The mad world of television production
The bundles of thick cables by Gate 7 at Green Park were a dead giveaway. They ran into a room filled with black boxes containing equipment that is more widely travelled than the Indian team. This was where Trans World International (TWI) had set up a studio; pictures from here are uplinked and then broadcast to over 100 countries.
A producer there took me under his wing, and into the room where images are cut, replays rewound, statistics culled, and the sound on the stump-mike amplified after close decisions. "How long do you think this took to set up?" he asked, sweeping his arm around the room. "Five-and-a-half hours, including testing." The room was packed with equipment and the floor littered with wires. Then, over speakers set up across the room, a voice announced: "We are back on air." It was the director, hunched forward in his chair before a wall of monitors covering every conceivable angle on the field. There were feeds from the stump camera, the ones placed on either side for run-outs, and even one focused on the commentators, who picked up the cue immediately. "The partnership [between Rahul Dravid and Mohammad Kaif] is 67 off 102 balls," came Rameez Raja's voice over the speakers on resumption.
When the tour ends, the men and women with TWI, the production company assigned by the Indian board to produce this series, will have been at it for 45 successive days. For the cricket fan, the tour involves three Tests and six one-dayers. For the people producing the series, even the days in between count. Planes need to be hired - "Don't even ask about the cost of one of those," said the producer - bureaucratic local associations need to be dealt with, visas need to be acquired. All of this needs to be done in an instant, as had happened this time around because the BCCI awarded production rights only three days before the series began. Even in the high-pressure atmosphere of live production, this was some task. "We asked the guys to remain on standby in case we received the rights," the producer said. His work was helped by the timing of the series, because there were no other sports events at this part of the year. This meant that the cameramen and technicians were all free to cover the cricket.
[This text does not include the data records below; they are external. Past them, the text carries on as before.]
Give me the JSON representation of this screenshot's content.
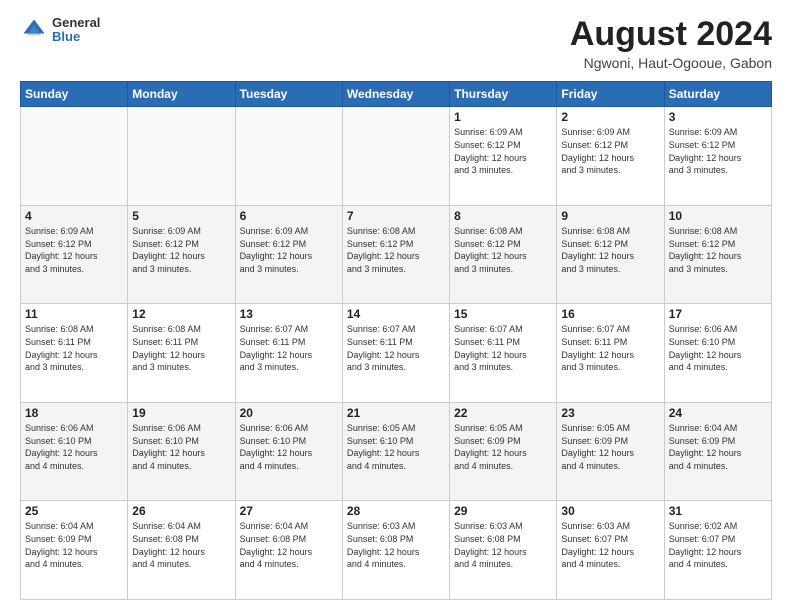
{
  "header": {
    "logo": {
      "general": "General",
      "blue": "Blue"
    },
    "title": "August 2024",
    "subtitle": "Ngwoni, Haut-Ogooue, Gabon"
  },
  "calendar": {
    "days_of_week": [
      "Sunday",
      "Monday",
      "Tuesday",
      "Wednesday",
      "Thursday",
      "Friday",
      "Saturday"
    ],
    "weeks": [
      {
        "row_bg": "white",
        "days": [
          {
            "num": "",
            "info": ""
          },
          {
            "num": "",
            "info": ""
          },
          {
            "num": "",
            "info": ""
          },
          {
            "num": "",
            "info": ""
          },
          {
            "num": "1",
            "info": "Sunrise: 6:09 AM\nSunset: 6:12 PM\nDaylight: 12 hours\nand 3 minutes."
          },
          {
            "num": "2",
            "info": "Sunrise: 6:09 AM\nSunset: 6:12 PM\nDaylight: 12 hours\nand 3 minutes."
          },
          {
            "num": "3",
            "info": "Sunrise: 6:09 AM\nSunset: 6:12 PM\nDaylight: 12 hours\nand 3 minutes."
          }
        ]
      },
      {
        "row_bg": "gray",
        "days": [
          {
            "num": "4",
            "info": "Sunrise: 6:09 AM\nSunset: 6:12 PM\nDaylight: 12 hours\nand 3 minutes."
          },
          {
            "num": "5",
            "info": "Sunrise: 6:09 AM\nSunset: 6:12 PM\nDaylight: 12 hours\nand 3 minutes."
          },
          {
            "num": "6",
            "info": "Sunrise: 6:09 AM\nSunset: 6:12 PM\nDaylight: 12 hours\nand 3 minutes."
          },
          {
            "num": "7",
            "info": "Sunrise: 6:08 AM\nSunset: 6:12 PM\nDaylight: 12 hours\nand 3 minutes."
          },
          {
            "num": "8",
            "info": "Sunrise: 6:08 AM\nSunset: 6:12 PM\nDaylight: 12 hours\nand 3 minutes."
          },
          {
            "num": "9",
            "info": "Sunrise: 6:08 AM\nSunset: 6:12 PM\nDaylight: 12 hours\nand 3 minutes."
          },
          {
            "num": "10",
            "info": "Sunrise: 6:08 AM\nSunset: 6:12 PM\nDaylight: 12 hours\nand 3 minutes."
          }
        ]
      },
      {
        "row_bg": "white",
        "days": [
          {
            "num": "11",
            "info": "Sunrise: 6:08 AM\nSunset: 6:11 PM\nDaylight: 12 hours\nand 3 minutes."
          },
          {
            "num": "12",
            "info": "Sunrise: 6:08 AM\nSunset: 6:11 PM\nDaylight: 12 hours\nand 3 minutes."
          },
          {
            "num": "13",
            "info": "Sunrise: 6:07 AM\nSunset: 6:11 PM\nDaylight: 12 hours\nand 3 minutes."
          },
          {
            "num": "14",
            "info": "Sunrise: 6:07 AM\nSunset: 6:11 PM\nDaylight: 12 hours\nand 3 minutes."
          },
          {
            "num": "15",
            "info": "Sunrise: 6:07 AM\nSunset: 6:11 PM\nDaylight: 12 hours\nand 3 minutes."
          },
          {
            "num": "16",
            "info": "Sunrise: 6:07 AM\nSunset: 6:11 PM\nDaylight: 12 hours\nand 3 minutes."
          },
          {
            "num": "17",
            "info": "Sunrise: 6:06 AM\nSunset: 6:10 PM\nDaylight: 12 hours\nand 4 minutes."
          }
        ]
      },
      {
        "row_bg": "gray",
        "days": [
          {
            "num": "18",
            "info": "Sunrise: 6:06 AM\nSunset: 6:10 PM\nDaylight: 12 hours\nand 4 minutes."
          },
          {
            "num": "19",
            "info": "Sunrise: 6:06 AM\nSunset: 6:10 PM\nDaylight: 12 hours\nand 4 minutes."
          },
          {
            "num": "20",
            "info": "Sunrise: 6:06 AM\nSunset: 6:10 PM\nDaylight: 12 hours\nand 4 minutes."
          },
          {
            "num": "21",
            "info": "Sunrise: 6:05 AM\nSunset: 6:10 PM\nDaylight: 12 hours\nand 4 minutes."
          },
          {
            "num": "22",
            "info": "Sunrise: 6:05 AM\nSunset: 6:09 PM\nDaylight: 12 hours\nand 4 minutes."
          },
          {
            "num": "23",
            "info": "Sunrise: 6:05 AM\nSunset: 6:09 PM\nDaylight: 12 hours\nand 4 minutes."
          },
          {
            "num": "24",
            "info": "Sunrise: 6:04 AM\nSunset: 6:09 PM\nDaylight: 12 hours\nand 4 minutes."
          }
        ]
      },
      {
        "row_bg": "white",
        "days": [
          {
            "num": "25",
            "info": "Sunrise: 6:04 AM\nSunset: 6:09 PM\nDaylight: 12 hours\nand 4 minutes."
          },
          {
            "num": "26",
            "info": "Sunrise: 6:04 AM\nSunset: 6:08 PM\nDaylight: 12 hours\nand 4 minutes."
          },
          {
            "num": "27",
            "info": "Sunrise: 6:04 AM\nSunset: 6:08 PM\nDaylight: 12 hours\nand 4 minutes."
          },
          {
            "num": "28",
            "info": "Sunrise: 6:03 AM\nSunset: 6:08 PM\nDaylight: 12 hours\nand 4 minutes."
          },
          {
            "num": "29",
            "info": "Sunrise: 6:03 AM\nSunset: 6:08 PM\nDaylight: 12 hours\nand 4 minutes."
          },
          {
            "num": "30",
            "info": "Sunrise: 6:03 AM\nSunset: 6:07 PM\nDaylight: 12 hours\nand 4 minutes."
          },
          {
            "num": "31",
            "info": "Sunrise: 6:02 AM\nSunset: 6:07 PM\nDaylight: 12 hours\nand 4 minutes."
          }
        ]
      }
    ]
  }
}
This team has 45 members, 12 of whom are on the cameras. Most are hired hands, in one country one day, a continent away the next. But some are regulars. Like the statistician, who doesn't need to be BCCI-approved. In fact, once the rights are awarded to the lowest bidder, the cricket board does not play much of a role, barring the selection of commentators. While this could be seen as a progressive step, the local cricket bodies then take it upon themselves to improve or degrade situations. "I don't want to come back here ever again," a crew member said, referring to the facilities at Kanpur. "The lights went out yesterday. The night before an international match! In comparison, Ahmedabad, Bangalore and Jamshedpur were television-friendly. Here, we have to pay for the fans, the tables, even the drinking water." What about food? He laughed.
Dilemmas are avoided by a reconnaissance team. They arrived in Kanpur three days before the game to figure out what was needed, which holes needed to be plugged, what exactly the ground allowed them to do. This job requires patience, luck, and a spot of divine backing.
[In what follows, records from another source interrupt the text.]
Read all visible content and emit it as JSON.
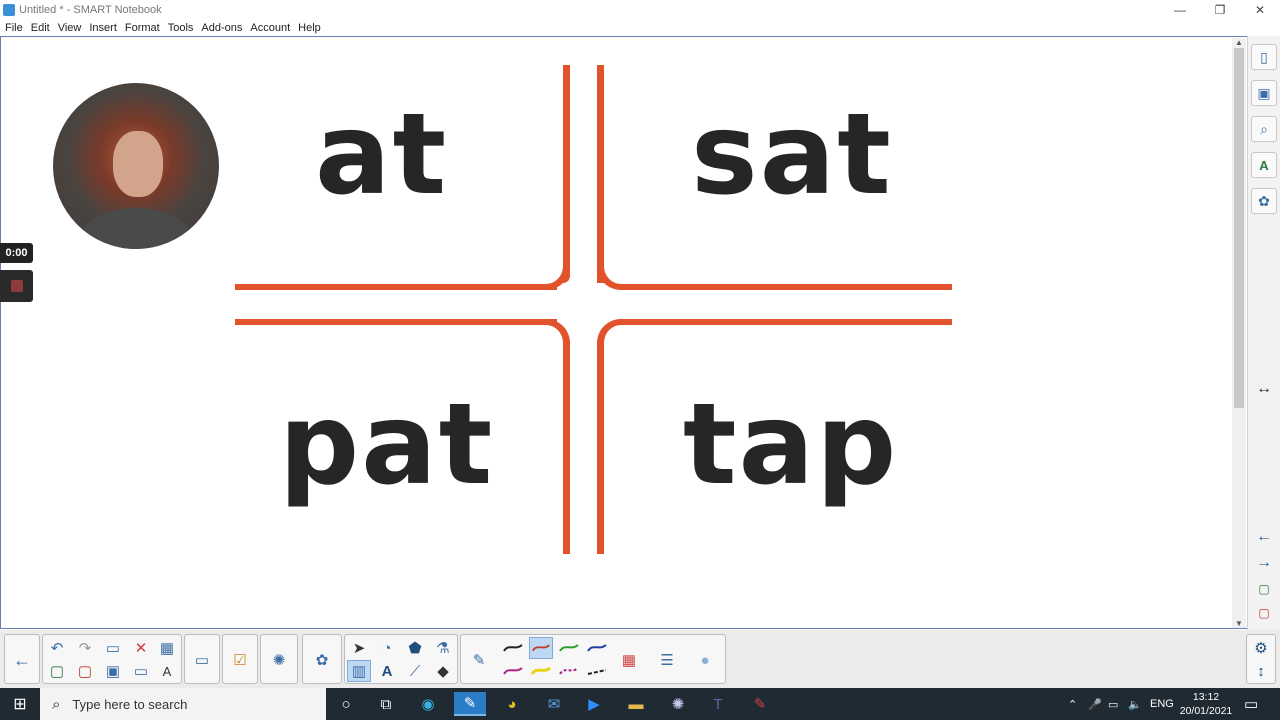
{
  "window": {
    "title": "Untitled * - SMART Notebook",
    "controls": [
      "—",
      "❐",
      "✕"
    ]
  },
  "menu": [
    "File",
    "Edit",
    "View",
    "Insert",
    "Format",
    "Tools",
    "Add-ons",
    "Account",
    "Help"
  ],
  "canvas": {
    "words": [
      "at",
      "sat",
      "pat",
      "tap"
    ],
    "accent_color": "#e2532b",
    "recorder": {
      "time": "0:00"
    }
  },
  "right_panel": {
    "icons": [
      "page-sorter-icon",
      "gallery-icon",
      "attachments-icon",
      "properties-icon",
      "addons-icon"
    ],
    "nav": [
      "←",
      "→"
    ]
  },
  "toolbar": {
    "groups": [
      "navigation",
      "edit",
      "response",
      "add-ons",
      "select-shape",
      "pens",
      "fill",
      "properties"
    ]
  },
  "taskbar": {
    "search_placeholder": "Type here to search",
    "time": "13:12",
    "date": "20/01/2021",
    "lang": "ENG"
  }
}
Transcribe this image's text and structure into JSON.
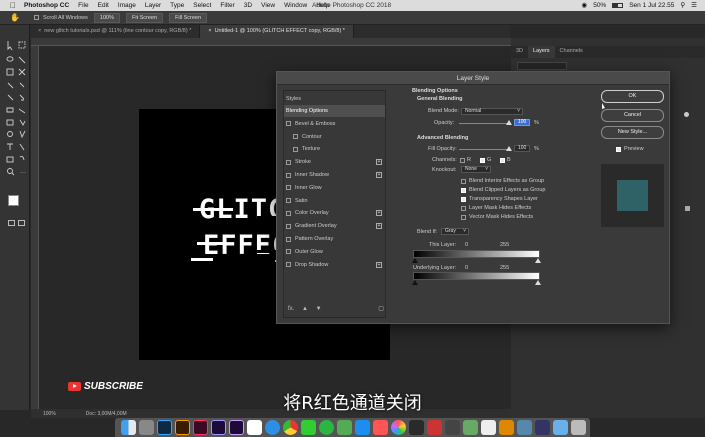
{
  "menubar": {
    "app": "Photoshop CC",
    "items": [
      "File",
      "Edit",
      "Image",
      "Layer",
      "Type",
      "Select",
      "Filter",
      "3D",
      "View",
      "Window",
      "Help"
    ],
    "window_title": "Adobe Photoshop CC 2018",
    "battery": "50%",
    "clock": "Sen 1 Jul  22.55"
  },
  "options": {
    "scroll_all": "Scroll All Windows",
    "zoom": "100%",
    "fit_screen": "Fit Screen",
    "fill_screen": "Fill Screen"
  },
  "tabs": [
    "new glitch tutorials.psd @ 111% (line contour copy, RGB/8) *",
    "Untitled-1 @ 100% (GLITCH EFFECT copy, RGB/8) *"
  ],
  "status": {
    "zoom": "100%",
    "doc": "Doc: 3,00M/4,00M"
  },
  "right_panel": {
    "tabs": [
      "3D",
      "Layers",
      "Channels"
    ]
  },
  "glitch_text": {
    "line1": "GLITCH",
    "line2": "EFFECT"
  },
  "dialog": {
    "title": "Layer Style",
    "styles_header": "Styles",
    "styles": [
      {
        "label": "Blending Options",
        "checkbox": false,
        "plus": false,
        "selected": true
      },
      {
        "label": "Bevel & Emboss",
        "checkbox": true,
        "plus": false
      },
      {
        "label": "Contour",
        "checkbox": true,
        "plus": false,
        "indent": true
      },
      {
        "label": "Texture",
        "checkbox": true,
        "plus": false,
        "indent": true
      },
      {
        "label": "Stroke",
        "checkbox": true,
        "plus": true
      },
      {
        "label": "Inner Shadow",
        "checkbox": true,
        "plus": true
      },
      {
        "label": "Inner Glow",
        "checkbox": true,
        "plus": false
      },
      {
        "label": "Satin",
        "checkbox": true,
        "plus": false
      },
      {
        "label": "Color Overlay",
        "checkbox": true,
        "plus": true
      },
      {
        "label": "Gradient Overlay",
        "checkbox": true,
        "plus": true
      },
      {
        "label": "Pattern Overlay",
        "checkbox": true,
        "plus": false
      },
      {
        "label": "Outer Glow",
        "checkbox": true,
        "plus": false
      },
      {
        "label": "Drop Shadow",
        "checkbox": true,
        "plus": true
      }
    ],
    "footer_fx": "fx.",
    "blending": {
      "section_title": "Blending Options",
      "general_title": "General Blending",
      "blend_mode_label": "Blend Mode:",
      "blend_mode_value": "Normal",
      "opacity_label": "Opacity:",
      "opacity_value": "100",
      "percent": "%",
      "advanced_title": "Advanced Blending",
      "fill_opacity_label": "Fill Opacity:",
      "fill_opacity_value": "100",
      "channels_label": "Channels:",
      "channel_r": "R",
      "channel_g": "G",
      "channel_b": "B",
      "knockout_label": "Knockout:",
      "knockout_value": "None",
      "options": [
        {
          "label": "Blend Interior Effects as Group",
          "checked": false
        },
        {
          "label": "Blend Clipped Layers as Group",
          "checked": true
        },
        {
          "label": "Transparency Shapes Layer",
          "checked": true
        },
        {
          "label": "Layer Mask Hides Effects",
          "checked": false
        },
        {
          "label": "Vector Mask Hides Effects",
          "checked": false
        }
      ],
      "blend_if_label": "Blend If:",
      "blend_if_value": "Gray",
      "this_layer_label": "This Layer:",
      "this_layer_min": "0",
      "this_layer_max": "255",
      "underlying_label": "Underlying Layer:",
      "underlying_min": "0",
      "underlying_max": "255"
    },
    "buttons": {
      "ok": "OK",
      "cancel": "Cancel",
      "new_style": "New Style..."
    },
    "preview_label": "Preview"
  },
  "overlay": {
    "subscribe": "SUBSCRIBE",
    "subtitle": "将R红色通道关闭"
  },
  "colors": {
    "dialog_bg": "#3a3a3a",
    "highlight": "#3b6fd6",
    "preview_swatch": "#2f6266",
    "youtube_red": "#ee3333"
  }
}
Once the stage is set, the task is exacting. The drinks break was met with a surge towards the loo, and between innings the crew had 15 minutes for lunch. Between overs they hovered above their consoles, and stepped into action when the countdown before the next over began. It is a task that requires absolute concentration, for when things run smoothly, only the bumps are remembered. "We could have a great day when everything works out well," the producer sighed, "but if we make one mistake, that's what people will recall."
With live television, mistakes are inevitable. For some time, with the changing appearance of the game, the way it is portrayed has changed too. There are nearly five cuts between balls, giving it the slick appearance of a Hollywood action movie. The scope for mistakes is high as the director announces relentlessly, "Six, take six, ten, take ten ..." to switch cameras rapidly between deliveries. But these mistakes could also be glossed over in the barrage of imagery.
Besides this, there is much to be done on a typical matchday. Wake up at five, be at the ground by six, get everything going, handle the game, pack up by eight or nine, send off the equipment by a specially chartered cargo plane, hit the sack by midnight, and catch a flight at an unearthly hour not long after. The times vary, but the intensity remains the same. Did this not drive them mad, I asked the producer? "You simply get used to it," was his reply.
"What about Delhi? How will you manage that?" I queried.
"We'll manage it somehow."
Producers frequently agree that dealing with cricket coverage in India tends to be chaotic, with unbelievable demands placed on production companies at short notice. But even by the hectic standards of today, the last game of the tour threatens to create the most dire problems. One observer at the Ferozshah Kotla said yesterday that it was far from complete. This, the obsessive security and the placement of President Musharraf's viewing box could all prevent cameras we take for granted from functioning normally. You don't miss a run-out cam until it isn't there, do you?
I left them as Rameez ambled into the studio, looking spiffing in a pink shirt, amid technicians loading boxes and preparing for the next match. Outside were generators in trucks travelling by road to Delhi. These generators, according to one source, had been due in Delhi at 5pm today. There was no reason for it. The Delhi association just wanted them there by five in the evening.
That's what production is like. Mostly maddening, and sometimes quite inexplicable. But you simply get used to it.
Rahul Bhatia is on the staff of Cricinfo.